  5. "Sermons and Bible studies began to concentrate more and more on the practicalities of Christian life in the here and now, so that today one rarely hears about heaven and hell, eternal life and eternal damnation" (87).
Gundry's conclusion is the essence of his vision of paleofundamentalism:
Like that early fundamentalism and unlike the fundamentalism which evolved in the 20s-40s, this new old fundamentalism, comparable in its neopaleoism to the new old commandment in 1 John 2:7-11; 3:11, would be culturally engaged with the world enough to be critical rather than so culturally secluded as to be mute, morally separate from the world but not spatially cloistered from it, and unashamedly expressive of historic Christian essentials but not quarrelsome over nonessentials. Such a renewed fundamentalism would take direction not only from fundamentalism at the very start of the twentieth century but also, and more importantly, from the paleofundamentalism of John the sectarian, whose Christology of the Word has Jesus come into the world (there is the engagement with it), sanctify himself (there is the separation from it), and exegete God (there is the message to it) (93-94).
That, to me at least, sounds like a fundamentalism worth saving.

8 comments:

NeoFundy said...

Or neofundamentalism? LOL...

Don said...

Ben, you quote Gundry's ideal as "culturally engaged with the world enough to be critical rather than so culturally secluded as to be mute, morally separate from the world but not spatially cloistered from it, and unashamedly expressive of historic Christian essentials but not quarrelsome over nonessentials"

I am not sure this is at all realistic. If you are proclaiming the confrontrational truth of heaven and hell, the depravity of man, the necessity of faith, etc., how will the world react?

Except for those converted, the world will react by either trying to ignore you/isolate you, or persecute you.
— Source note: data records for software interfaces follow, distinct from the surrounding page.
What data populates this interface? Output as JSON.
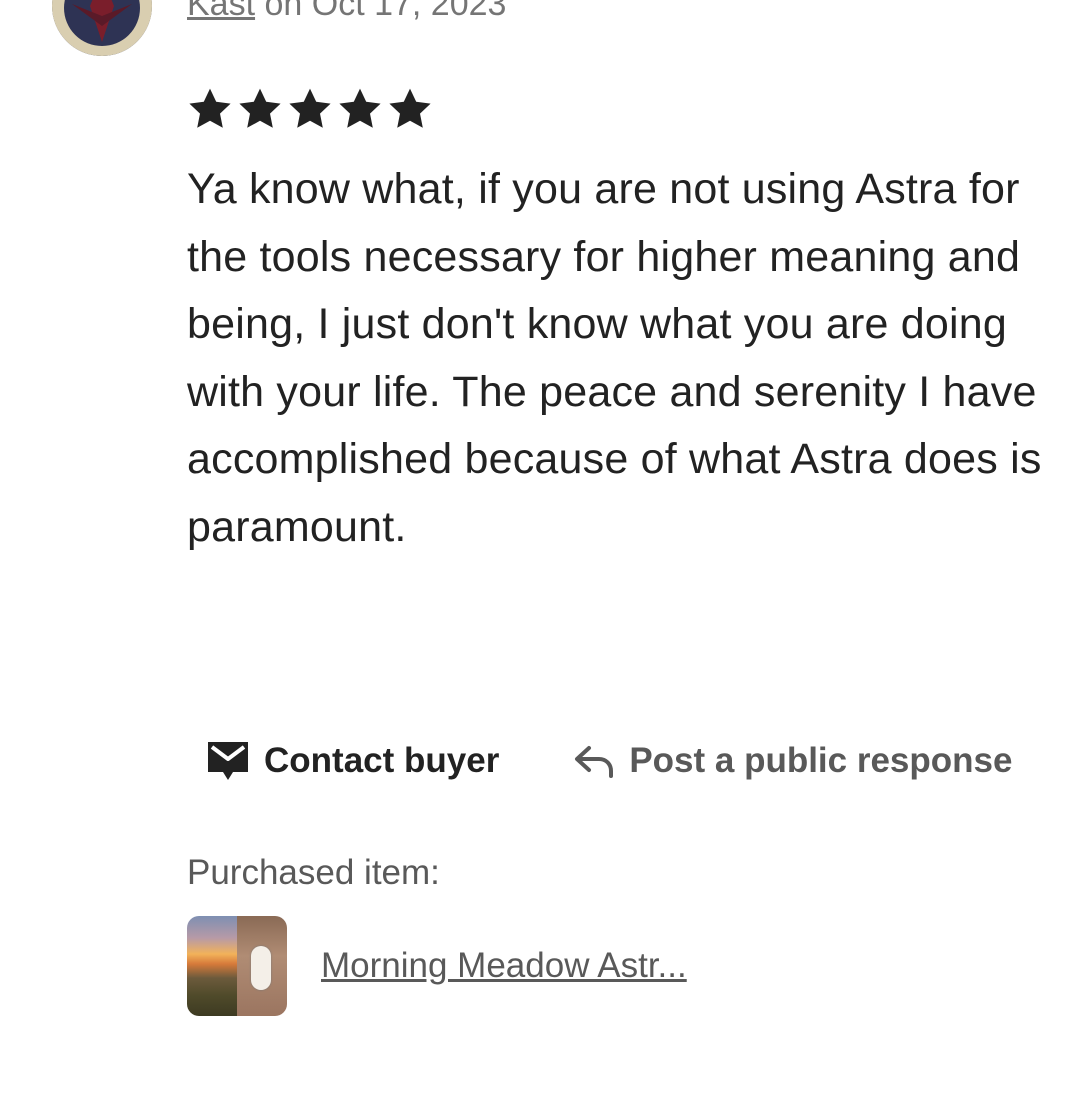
{
  "review": {
    "reviewer_name": "Kast",
    "date_text": " on Oct 17, 2023",
    "rating": 5,
    "rating_max": 5,
    "text": "Ya know what, if you are not using Astra for the tools necessary for higher meaning and being, I just don't know what you are doing with your life. The peace and serenity I have accomplished because of what Astra does is paramount."
  },
  "actions": {
    "contact_label": "Contact buyer",
    "respond_label": "Post a public response"
  },
  "purchase": {
    "label": "Purchased item:",
    "item_title": "Morning Meadow Astr..."
  },
  "icons": {
    "star": "star-icon",
    "contact": "message-icon",
    "respond": "reply-arrow-icon"
  },
  "colors": {
    "text_primary": "#222222",
    "text_secondary": "#595959",
    "star": "#222222"
  }
}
The notion of a 'culturally engaged' Christianity that the world will tolerate and allow to have a voice is an utter pipe dream.

Regards,
Don Johnson
Jer 33.3

Ben said...

So why try, right?

Don said...

Hi Ben, no, not why try, but try for something the Bible actually commands. That would be faithfully proclaiming the Gospel to a lost culture, no matter what happens. The world might ignore me, might attempt to isolate me, or might persecute me. It doesn't matter. Keep proclaiming.

But be realistic. What the world will not allow you to do is be acceptable.

At least, if you are faithfully proclaiming the Gospel, it won't.

Regards,
Don Johnson
Jer 33.3

Ben said...

Don,

I'm not sure what Gundry is saying that you're actually disagreeing with. Gundry says that we should live in the culture of this world in a manner that is morally separate. I think that is being salt (that has not lost its saltiness) and light (that is not hidden).

Some believers have abandoned the moral separateness and ceased to demonstrate any distinctiveness. Others have hidden their light by creating a parallel Christian world that seldom crosses paths with the world where unbelievers live. I see both of these ditches as real problems. Surely you don't disagree with that.

Don said...
This comment has been removed by a blog administrator.
Don said...

Hi Ben

I tried to post agreement with your last comment but it disappeared... But yes, I agree that both the ditches you describe should be avoided.

And I may well be misunderstanding Gundry. Your review makes me want to add his book to my stack of stuff to be read, but your bio makes me worry a little about him also.

Regards,
Don Johnson
Jer 33.3

Ben said...

Don,

I don't think this book will cause you to fall away into errantist redactionism. And it's only 100-ish pages, so you could knock it off in a weekend.